RECORDS SUPPLIED below:
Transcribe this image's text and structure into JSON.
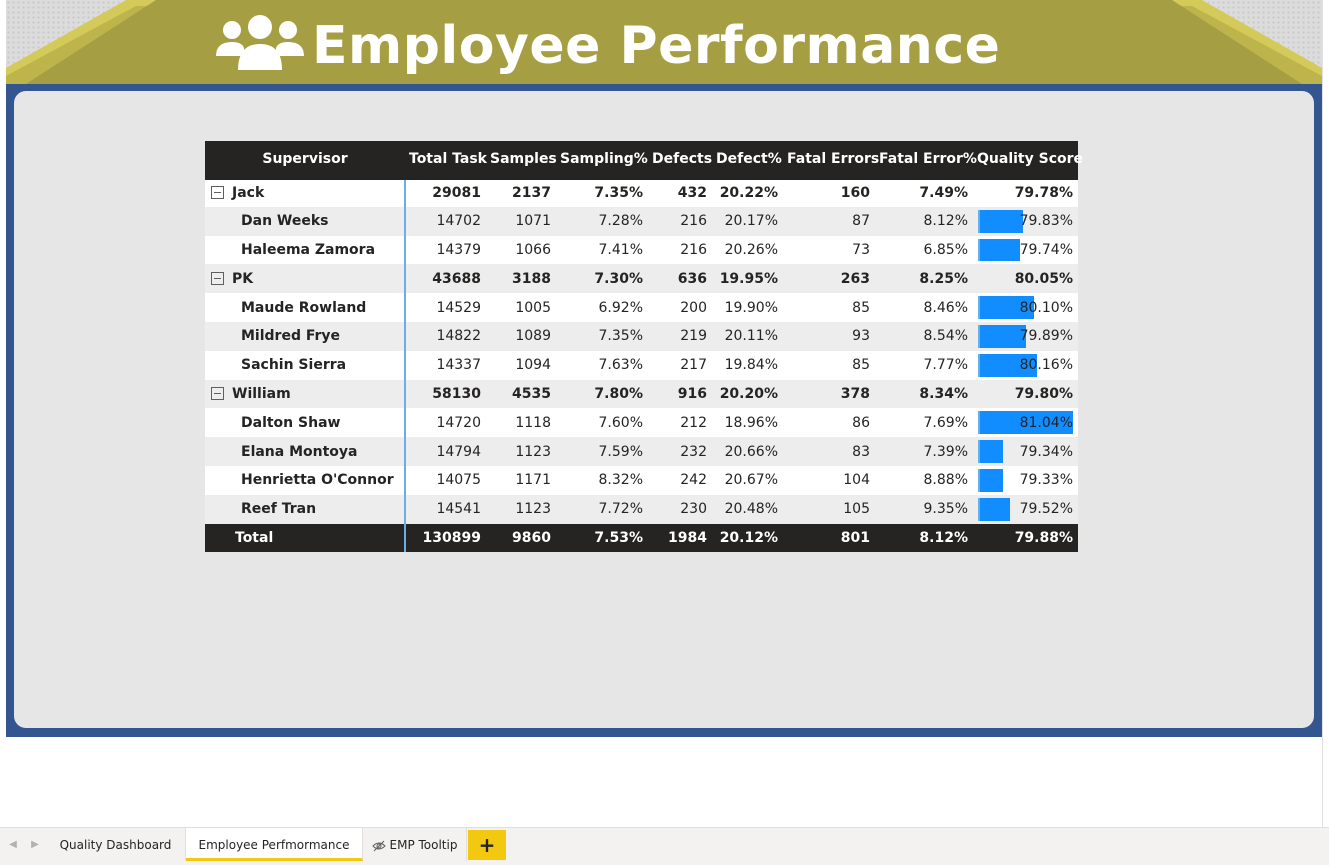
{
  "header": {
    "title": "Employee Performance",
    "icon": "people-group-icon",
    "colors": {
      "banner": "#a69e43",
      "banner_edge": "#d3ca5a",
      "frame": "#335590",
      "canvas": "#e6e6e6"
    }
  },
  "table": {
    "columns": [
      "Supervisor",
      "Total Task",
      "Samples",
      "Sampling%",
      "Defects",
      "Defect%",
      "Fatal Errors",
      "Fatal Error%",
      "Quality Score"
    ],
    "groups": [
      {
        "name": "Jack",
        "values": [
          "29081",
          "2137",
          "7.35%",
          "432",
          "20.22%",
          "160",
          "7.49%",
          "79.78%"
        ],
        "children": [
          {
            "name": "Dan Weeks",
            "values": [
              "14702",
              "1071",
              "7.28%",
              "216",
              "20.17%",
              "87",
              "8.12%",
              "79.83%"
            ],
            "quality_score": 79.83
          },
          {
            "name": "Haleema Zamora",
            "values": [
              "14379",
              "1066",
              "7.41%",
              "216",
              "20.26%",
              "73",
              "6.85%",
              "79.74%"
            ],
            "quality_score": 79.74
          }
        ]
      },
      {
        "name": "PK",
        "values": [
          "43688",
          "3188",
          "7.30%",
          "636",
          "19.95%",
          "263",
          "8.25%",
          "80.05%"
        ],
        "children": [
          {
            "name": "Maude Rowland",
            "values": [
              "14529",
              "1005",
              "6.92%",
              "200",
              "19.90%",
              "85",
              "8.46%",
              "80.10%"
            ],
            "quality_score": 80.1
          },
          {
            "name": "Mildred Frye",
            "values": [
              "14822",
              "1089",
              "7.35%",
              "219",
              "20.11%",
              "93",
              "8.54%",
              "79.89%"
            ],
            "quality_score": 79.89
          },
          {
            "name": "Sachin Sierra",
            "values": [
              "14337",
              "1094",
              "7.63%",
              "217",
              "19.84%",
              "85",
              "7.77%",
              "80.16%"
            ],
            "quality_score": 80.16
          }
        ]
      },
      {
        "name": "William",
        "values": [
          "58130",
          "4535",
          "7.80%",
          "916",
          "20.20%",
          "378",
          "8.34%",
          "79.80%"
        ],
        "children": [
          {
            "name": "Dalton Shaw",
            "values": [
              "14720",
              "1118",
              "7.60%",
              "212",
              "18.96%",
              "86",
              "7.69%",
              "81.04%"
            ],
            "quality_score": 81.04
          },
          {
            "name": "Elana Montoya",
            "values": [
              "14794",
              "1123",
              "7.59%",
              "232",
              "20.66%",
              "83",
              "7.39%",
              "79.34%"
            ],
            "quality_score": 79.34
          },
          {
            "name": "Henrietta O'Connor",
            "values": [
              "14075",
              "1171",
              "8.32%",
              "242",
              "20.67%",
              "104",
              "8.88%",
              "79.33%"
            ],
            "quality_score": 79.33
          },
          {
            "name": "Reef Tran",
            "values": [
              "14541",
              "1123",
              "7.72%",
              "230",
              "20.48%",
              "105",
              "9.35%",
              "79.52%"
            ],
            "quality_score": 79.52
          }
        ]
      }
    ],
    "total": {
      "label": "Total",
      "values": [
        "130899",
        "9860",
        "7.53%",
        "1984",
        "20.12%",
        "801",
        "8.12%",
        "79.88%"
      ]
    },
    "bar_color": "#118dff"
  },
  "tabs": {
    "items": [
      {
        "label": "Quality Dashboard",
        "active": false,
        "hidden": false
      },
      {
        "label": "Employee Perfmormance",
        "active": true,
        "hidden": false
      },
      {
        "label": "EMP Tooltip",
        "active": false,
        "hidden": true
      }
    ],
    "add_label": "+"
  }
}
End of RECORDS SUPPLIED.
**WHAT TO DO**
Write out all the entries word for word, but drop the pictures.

**TASK RESPONSE**
Transcribe this image's text and structure into JSON.
{
  "header": {
    "title": "Employee Performance",
    "icon": "people-group-icon",
    "colors": {
      "banner": "#a69e43",
      "banner_edge": "#d3ca5a",
      "frame": "#335590",
      "canvas": "#e6e6e6"
    }
  },
  "table": {
    "columns": [
      "Supervisor",
      "Total Task",
      "Samples",
      "Sampling%",
      "Defects",
      "Defect%",
      "Fatal Errors",
      "Fatal Error%",
      "Quality Score"
    ],
    "groups": [
      {
        "name": "Jack",
        "values": [
          "29081",
          "2137",
          "7.35%",
          "432",
          "20.22%",
          "160",
          "7.49%",
          "79.78%"
        ],
        "children": [
          {
            "name": "Dan Weeks",
            "values": [
              "14702",
              "1071",
              "7.28%",
              "216",
              "20.17%",
              "87",
              "8.12%",
              "79.83%"
            ],
            "quality_score": 79.83
          },
          {
            "name": "Haleema Zamora",
            "values": [
              "14379",
              "1066",
              "7.41%",
              "216",
              "20.26%",
              "73",
              "6.85%",
              "79.74%"
            ],
            "quality_score": 79.74
          }
        ]
      },
      {
        "name": "PK",
        "values": [
          "43688",
          "3188",
          "7.30%",
          "636",
          "19.95%",
          "263",
          "8.25%",
          "80.05%"
        ],
        "children": [
          {
            "name": "Maude Rowland",
            "values": [
              "14529",
              "1005",
              "6.92%",
              "200",
              "19.90%",
              "85",
              "8.46%",
              "80.10%"
            ],
            "quality_score": 80.1
          },
          {
            "name": "Mildred Frye",
            "values": [
              "14822",
              "1089",
              "7.35%",
              "219",
              "20.11%",
              "93",
              "8.54%",
              "79.89%"
            ],
            "quality_score": 79.89
          },
          {
            "name": "Sachin Sierra",
            "values": [
              "14337",
              "1094",
              "7.63%",
              "217",
              "19.84%",
              "85",
              "7.77%",
              "80.16%"
            ],
            "quality_score": 80.16
          }
        ]
      },
      {
        "name": "William",
        "values": [
          "58130",
          "4535",
          "7.80%",
          "916",
          "20.20%",
          "378",
          "8.34%",
          "79.80%"
        ],
        "children": [
          {
            "name": "Dalton Shaw",
            "values": [
              "14720",
              "1118",
              "7.60%",
              "212",
              "18.96%",
              "86",
              "7.69%",
              "81.04%"
            ],
            "quality_score": 81.04
          },
          {
            "name": "Elana Montoya",
            "values": [
              "14794",
              "1123",
              "7.59%",
              "232",
              "20.66%",
              "83",
              "7.39%",
              "79.34%"
            ],
            "quality_score": 79.34
          },
          {
            "name": "Henrietta O'Connor",
            "values": [
              "14075",
              "1171",
              "8.32%",
              "242",
              "20.67%",
              "104",
              "8.88%",
              "79.33%"
            ],
            "quality_score": 79.33
          },
          {
            "name": "Reef Tran",
            "values": [
              "14541",
              "1123",
              "7.72%",
              "230",
              "20.48%",
              "105",
              "9.35%",
              "79.52%"
            ],
            "quality_score": 79.52
          }
        ]
      }
    ],
    "total": {
      "label": "Total",
      "values": [
        "130899",
        "9860",
        "7.53%",
        "1984",
        "20.12%",
        "801",
        "8.12%",
        "79.88%"
      ]
    },
    "bar_color": "#118dff"
  },
  "tabs": {
    "items": [
      {
        "label": "Quality Dashboard",
        "active": false,
        "hidden": false
      },
      {
        "label": "Employee Perfmormance",
        "active": true,
        "hidden": false
      },
      {
        "label": "EMP Tooltip",
        "active": false,
        "hidden": true
      }
    ],
    "add_label": "+"
  }
}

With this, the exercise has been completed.